With the rise of video-based marketing and increased affordability of video equipment, video editing is becoming an essential skill. At first glance, it seems daunting, but apps such as iMovie have made simple movie editing relatively easy to do. If you want to be a professional video editor, though, you need to know the tips and techniques that the experts use.
1. Know the Lingo
NLE: Final Cut Pro, Adobe Premiere Pro, and other such programs are non-linear editing programs (NLEs). They allow you to modify audiovisual footage without making permanent changes, which is ideal for correcting mistakes or making several different drafts of a vide.
Codec: The codec describes the file format of your video. Essentially, it’s the way that your video’s data is stored and then rendered on a viewing device. To choose the best codec for your project, know where your viewers will be watching it. There’s a huge difference between short social media videos and feature films that need to be shown on a big screen.
Resolution: As with photos or graphics, your video’s resolution is a measure of many pixels per inch your video has. Higher resolution video is going to look better but produce a much larger file size.
Bit Rate: The bit rate is the amount of data stored in one second of video. The higher the bit rate, the smoother and more vivid the video will look and play.
This is important to know because major video publishing platforms such as YouTube and Facebook tend to compress videos. Low- resolution, low-bit rate videos might look blurry or pixelated once published on these platforms.
2. Mix Up Your Cuts
Nothing is more boring than a video that simply strings together a bunch of shots. If someone is talking to the camera, overlay shots that illustrate what they’re talking about, and let their audio extend over footage of other subjects. These are called J and L cuts, and they’re essential for professional videos.
If your video uses the “Ken Burns” effect, in which still images are edited together in a moving story, pay close attention to the timing and speed of the stills. Quick zoom-ins or messily placed stills make your video look amateurish. Aim to have the stills change at key words in the script, and alternate the direction of the zooms and pans for a more dynamic look.
Finally, when including “talking head” shots, in which someone is talking to someone off-camera (e.g. in an interview), be consistent in the framing and editing of those shots unless you make a drastic change (e.g. a closeup of their face) for dramatic effect. In most scenarios, you’ll want the speaker to be positioned at one side of the frame and looking just off-camera rather than right into the lens.
3. Use Your Keyboard
Not only does using keyboard shortcuts while editing save you time, but it can also improve the accuracy of your edits. No more mouse slips that take you off course, and no more struggles to constantly navigate your NLE’s (often cumbersome) menu system. Memorize your program’s shortcuts and use your keyboard, rather than your mouse, for a more streamlined, productive editing experience.
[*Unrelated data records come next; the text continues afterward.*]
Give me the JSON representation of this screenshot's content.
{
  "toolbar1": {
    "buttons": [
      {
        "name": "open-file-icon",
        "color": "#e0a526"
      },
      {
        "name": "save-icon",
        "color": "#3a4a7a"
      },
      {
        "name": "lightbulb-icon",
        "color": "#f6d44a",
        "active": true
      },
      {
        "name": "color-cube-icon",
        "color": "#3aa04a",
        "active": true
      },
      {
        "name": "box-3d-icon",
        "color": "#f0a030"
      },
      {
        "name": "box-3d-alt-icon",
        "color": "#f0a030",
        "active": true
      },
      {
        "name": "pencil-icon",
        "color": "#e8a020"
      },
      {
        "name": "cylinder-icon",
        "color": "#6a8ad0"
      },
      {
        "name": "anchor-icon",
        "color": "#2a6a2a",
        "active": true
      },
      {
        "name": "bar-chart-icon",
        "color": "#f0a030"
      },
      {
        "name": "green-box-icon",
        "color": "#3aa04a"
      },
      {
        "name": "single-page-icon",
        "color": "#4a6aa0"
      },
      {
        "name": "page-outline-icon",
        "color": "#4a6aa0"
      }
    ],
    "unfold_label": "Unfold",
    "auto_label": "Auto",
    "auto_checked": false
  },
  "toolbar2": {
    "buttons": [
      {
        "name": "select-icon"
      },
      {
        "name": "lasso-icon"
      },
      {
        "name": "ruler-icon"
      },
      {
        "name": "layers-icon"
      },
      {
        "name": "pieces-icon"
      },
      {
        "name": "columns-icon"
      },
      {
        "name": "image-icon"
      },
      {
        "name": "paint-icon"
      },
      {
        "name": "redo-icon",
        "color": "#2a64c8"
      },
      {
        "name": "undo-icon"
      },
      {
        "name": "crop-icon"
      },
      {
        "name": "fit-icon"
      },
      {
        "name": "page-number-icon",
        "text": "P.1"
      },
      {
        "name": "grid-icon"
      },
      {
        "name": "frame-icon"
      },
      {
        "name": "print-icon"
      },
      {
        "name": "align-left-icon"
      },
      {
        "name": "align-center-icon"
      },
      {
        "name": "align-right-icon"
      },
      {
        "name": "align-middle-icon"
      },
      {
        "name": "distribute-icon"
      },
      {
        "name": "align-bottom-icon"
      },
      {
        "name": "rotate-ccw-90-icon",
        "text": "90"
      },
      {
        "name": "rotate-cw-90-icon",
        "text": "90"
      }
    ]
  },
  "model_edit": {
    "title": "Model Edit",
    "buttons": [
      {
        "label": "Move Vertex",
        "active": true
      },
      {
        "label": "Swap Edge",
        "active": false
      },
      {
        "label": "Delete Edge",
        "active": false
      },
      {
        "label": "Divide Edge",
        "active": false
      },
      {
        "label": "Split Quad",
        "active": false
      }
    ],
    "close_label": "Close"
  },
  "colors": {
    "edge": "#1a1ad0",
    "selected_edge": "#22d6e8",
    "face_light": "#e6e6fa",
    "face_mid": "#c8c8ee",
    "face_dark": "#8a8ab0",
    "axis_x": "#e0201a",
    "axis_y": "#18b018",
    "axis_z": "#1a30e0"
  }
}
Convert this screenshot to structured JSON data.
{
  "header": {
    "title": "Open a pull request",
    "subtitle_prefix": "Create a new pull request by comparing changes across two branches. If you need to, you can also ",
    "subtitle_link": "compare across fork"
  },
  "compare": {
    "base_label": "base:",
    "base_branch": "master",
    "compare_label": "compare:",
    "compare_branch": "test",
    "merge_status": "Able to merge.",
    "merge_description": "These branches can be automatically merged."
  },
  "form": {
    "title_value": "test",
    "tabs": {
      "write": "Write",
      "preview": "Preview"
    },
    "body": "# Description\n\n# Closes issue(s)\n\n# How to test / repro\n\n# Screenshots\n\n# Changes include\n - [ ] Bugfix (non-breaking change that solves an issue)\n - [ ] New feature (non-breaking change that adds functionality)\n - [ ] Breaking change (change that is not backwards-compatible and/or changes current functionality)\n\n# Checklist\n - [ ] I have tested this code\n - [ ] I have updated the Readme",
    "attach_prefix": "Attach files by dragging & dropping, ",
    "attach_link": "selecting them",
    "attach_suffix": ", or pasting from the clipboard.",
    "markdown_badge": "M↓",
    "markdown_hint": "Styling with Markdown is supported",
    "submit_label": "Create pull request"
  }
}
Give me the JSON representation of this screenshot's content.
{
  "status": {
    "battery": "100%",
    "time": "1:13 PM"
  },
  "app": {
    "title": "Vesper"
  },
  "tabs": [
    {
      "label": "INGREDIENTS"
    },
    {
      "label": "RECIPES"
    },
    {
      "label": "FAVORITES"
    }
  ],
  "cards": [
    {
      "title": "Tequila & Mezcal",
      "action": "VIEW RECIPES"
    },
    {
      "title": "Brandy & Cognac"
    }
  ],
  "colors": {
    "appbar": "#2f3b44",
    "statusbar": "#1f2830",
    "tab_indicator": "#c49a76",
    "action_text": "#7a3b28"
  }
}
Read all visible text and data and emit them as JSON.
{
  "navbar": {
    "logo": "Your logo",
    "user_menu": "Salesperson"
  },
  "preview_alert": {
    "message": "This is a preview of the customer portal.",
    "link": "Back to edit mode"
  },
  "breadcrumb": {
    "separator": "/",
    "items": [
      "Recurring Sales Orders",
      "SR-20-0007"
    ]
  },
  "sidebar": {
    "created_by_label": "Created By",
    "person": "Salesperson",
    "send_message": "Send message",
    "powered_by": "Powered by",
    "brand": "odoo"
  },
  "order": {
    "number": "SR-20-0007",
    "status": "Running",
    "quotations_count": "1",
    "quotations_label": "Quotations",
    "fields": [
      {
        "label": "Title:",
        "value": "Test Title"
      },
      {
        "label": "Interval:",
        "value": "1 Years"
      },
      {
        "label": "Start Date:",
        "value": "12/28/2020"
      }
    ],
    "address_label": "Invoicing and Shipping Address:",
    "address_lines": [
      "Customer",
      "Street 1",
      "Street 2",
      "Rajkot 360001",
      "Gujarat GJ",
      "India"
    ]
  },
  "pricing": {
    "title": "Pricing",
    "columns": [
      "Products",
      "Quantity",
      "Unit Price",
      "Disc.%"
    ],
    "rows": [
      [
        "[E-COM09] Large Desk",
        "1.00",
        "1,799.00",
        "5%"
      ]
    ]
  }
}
4. Pay Attention to Your Audio Levels
During production, it’s often easy to get an audio track that’s too quiet or too loud for the other tracks, especially if you’re recording multiple people. Pay attention to the decibel levels of each track and bring them into balance using a program such as Adobe Audition, which integrates with Premiere. When adding music, ensure that the new track does not drown out the original audio.
5. Find the Best Music
The background music you use has a huge impact on your overall video. A song that’s out of touch with the content can jar even the most accommodating viewer. Aim to find tracks that match the mood and style of the video, and as mentioned above, keep it at an appropriate volume so that it does not overwhelm any dialogue or ambient noise.
6. Use Royalty-Free Assets
Often, you’ll want to include music in your video to complement the diegetic sound, and sometimes you may want stock footage as well. You can easily get into legal trouble if you use assets to which you don’t hold the copyright. To avoid problems, download royalty-free music, sound effects, and visual assets that are legal to use through free resources such as YouTube’s Audio Library or paid services such as Shutterstock or Adobe Stock.
Video editing takes practice, as well as a deep familiarity with the best work in the field. To become a better editor, watch quality films and videos and take notes on the cuts, shots, music, and other elements that the editor used. Then, practice, practice, practice. Make several versions of each draft of your video to play with options. By doing this and following the above steps, you can find the perfect combination of compositions, cuts, edits, and enhancements.